Chicago Project - From the Study of MLK

Chicago, IL

Dr. King reviews the historical accomplishments of the SCLC, its future goals and visions, and provides an overview of the "Chicago Project."

Letter from Robert N. Balkind to Andrew Young

New York, NY

This document is a letter of condolence written by the chief executive of a manufacturing company and addressed to Andrew Young, mistakenly listed as head of the NAACP (National Association for the Advancement of Colored People). The writer laments Dr. King's assassination and offers a contribution in his "name, honor, and memory."

Time

Dr. King quotes St. Augustine’s “Confessions.”
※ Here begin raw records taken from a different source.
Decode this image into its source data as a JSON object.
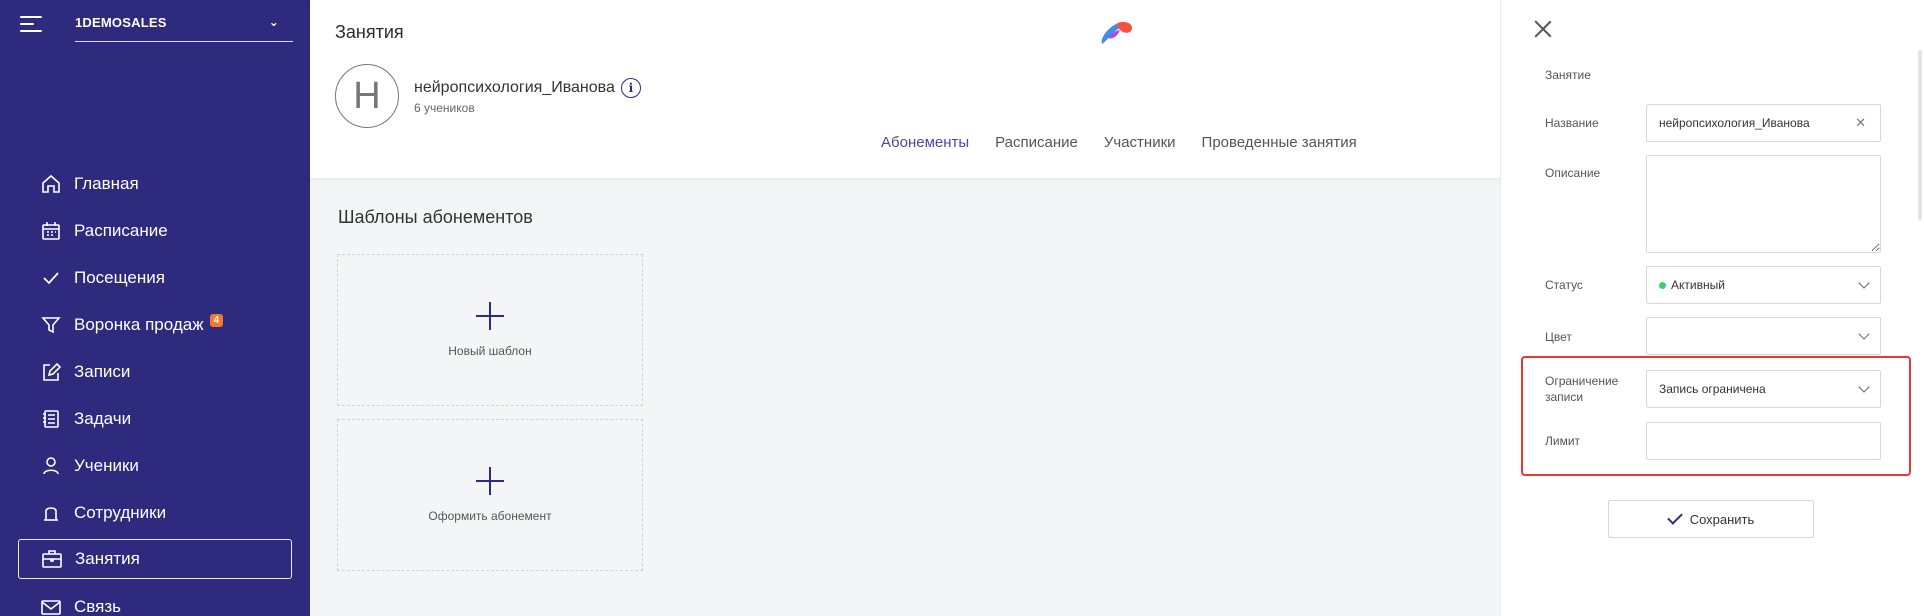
{
  "sidebar": {
    "org_name": "1DEMOSALES",
    "items": [
      {
        "label": "Главная",
        "icon": "home-icon"
      },
      {
        "label": "Расписание",
        "icon": "calendar-icon"
      },
      {
        "label": "Посещения",
        "icon": "check-icon"
      },
      {
        "label": "Воронка продаж",
        "icon": "funnel-icon",
        "badge": "4"
      },
      {
        "label": "Записи",
        "icon": "edit-icon"
      },
      {
        "label": "Задачи",
        "icon": "tasks-icon"
      },
      {
        "label": "Ученики",
        "icon": "user-icon"
      },
      {
        "label": "Сотрудники",
        "icon": "staff-icon"
      },
      {
        "label": "Занятия",
        "icon": "briefcase-icon",
        "active": true
      },
      {
        "label": "Связь",
        "icon": "mail-icon"
      }
    ]
  },
  "header": {
    "title": "Занятия",
    "avatar_letter": "Н",
    "course_name": "нейропсихология_Иванова",
    "students_count": "6 учеников",
    "tabs": [
      {
        "label": "Абонементы",
        "active": true
      },
      {
        "label": "Расписание"
      },
      {
        "label": "Участники"
      },
      {
        "label": "Проведенные занятия"
      }
    ]
  },
  "content": {
    "section_title": "Шаблоны абонементов",
    "cards": [
      {
        "label": "Новый шаблон"
      },
      {
        "label": "Оформить абонемент"
      }
    ]
  },
  "panel": {
    "section_label": "Занятие",
    "name_label": "Название",
    "name_value": "нейропсихология_Иванова",
    "description_label": "Описание",
    "description_value": "",
    "status_label": "Статус",
    "status_value": "Активный",
    "color_label": "Цвет",
    "color_value": "",
    "limit_type_label": "Ограничение записи",
    "limit_type_value": "Запись ограничена",
    "limit_label": "Лимит",
    "limit_value": "",
    "save_label": "Сохранить"
  },
  "colors": {
    "sidebar_bg": "#2e2a7e",
    "accent": "#4b46a6",
    "badge": "#f07a2a",
    "status_active": "#3bd16f",
    "highlight": "#e53935"
  }
}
Letter from Miss D. McDonald to The Rev. Julian J. Keiser

Monday, June 22, 1964
Los Angeles, CA, California (CA), St. Augustine, FL, Florida (FL), Los Angeles, CA

Miss McDonald, on behalf of Dr. King, assures Reverend Keiser that Dr. King's recent trip to Los Angeles was a pleasnt experience. Miss McDonald conveys Dr. King's hope that his "appearance, in some way, proved helpful."

Letter from Dora McDonald to Walter Ducey

Wednesday, July 1, 1964
Chicago, IL, St. Augustine, FL

Dora McDonald informs Walter Ducey that Dr. King is out of town at the moment and grants him permission to include Dr. King's photograph and remarks in the publication he is producing.

Letter from Manley Brudvig to MLK about an Autograph

Wednesday, July 6, 1966
Wisconsin (WI)

In this letter Manley Brudvig asks Dr. King for his autograph on the enclosed Newsweek cover.

Letter from MLK to Former Supporters

VIETNAM, RUSSIAN FEDERATION, CHINA, FRANCE, JAPAN

Dr. King addresses former supporters concerning his controversial stance on Vietnam. He examines the country's colonial history and struggle for independence as contributing factors to America's current military presence in Vietnam. The civil rights leader defends his commitment to nonviolence as an "exceptional moral responsibility" that must transcend international borders.

Letter from Anonymous Sender to MLK

Thursday, February 18, 1960
Atlanta, GA, New York, NY

Dr. King's business partner writes to him from the Midtown Office in New York regarding a column in which they are working on. His partner assures Dr. King that the column will be successful and discusses future plans and events to help fund raise and raise awareness about the it.

March on Washington to End the War in Vietnam

Saturday, April 17, 1965
Mississippi (MS), Minnesota (MN), California (CA), Cambridge, MA, New York (NY), Nebraska (NE)

Thousands of students from across the nation collectively organized a March on Washington to end the war in Vietnam. The students were attempting to voice their disapproval of the war and asked that conscientious individuals join them.

Letter from Maurice A. Dawkins to MLK

Friday, May 5, 1967
Washington, D.C., Mississippi (MS)

Maurice A. Dawkins is requesting Dr. King to attend an infomal meeting, along with other civil rights leaders, to discuss the War on Proverty in the South.

Letter from Dolores H. Autuore to MLK

Thursday, September 28, 1967
New York, NY

Mrs. Autuore encloses some checks that were misplaced temporarily while offering her gratitude to Dr. King for his visit to Pine Island.

Letter from Sister M. Angelice to MLK

Sunday, October 25, 1964
Alabama (AL), Louisville, KY, Montgomery, AL, Kentucky (KY)

Sister Angelice, Acting President of Ursiline College in Louisville, congratulates Dr. King on receiving the Nobel Peace Prize and expresses admiration for his civil rights efforts.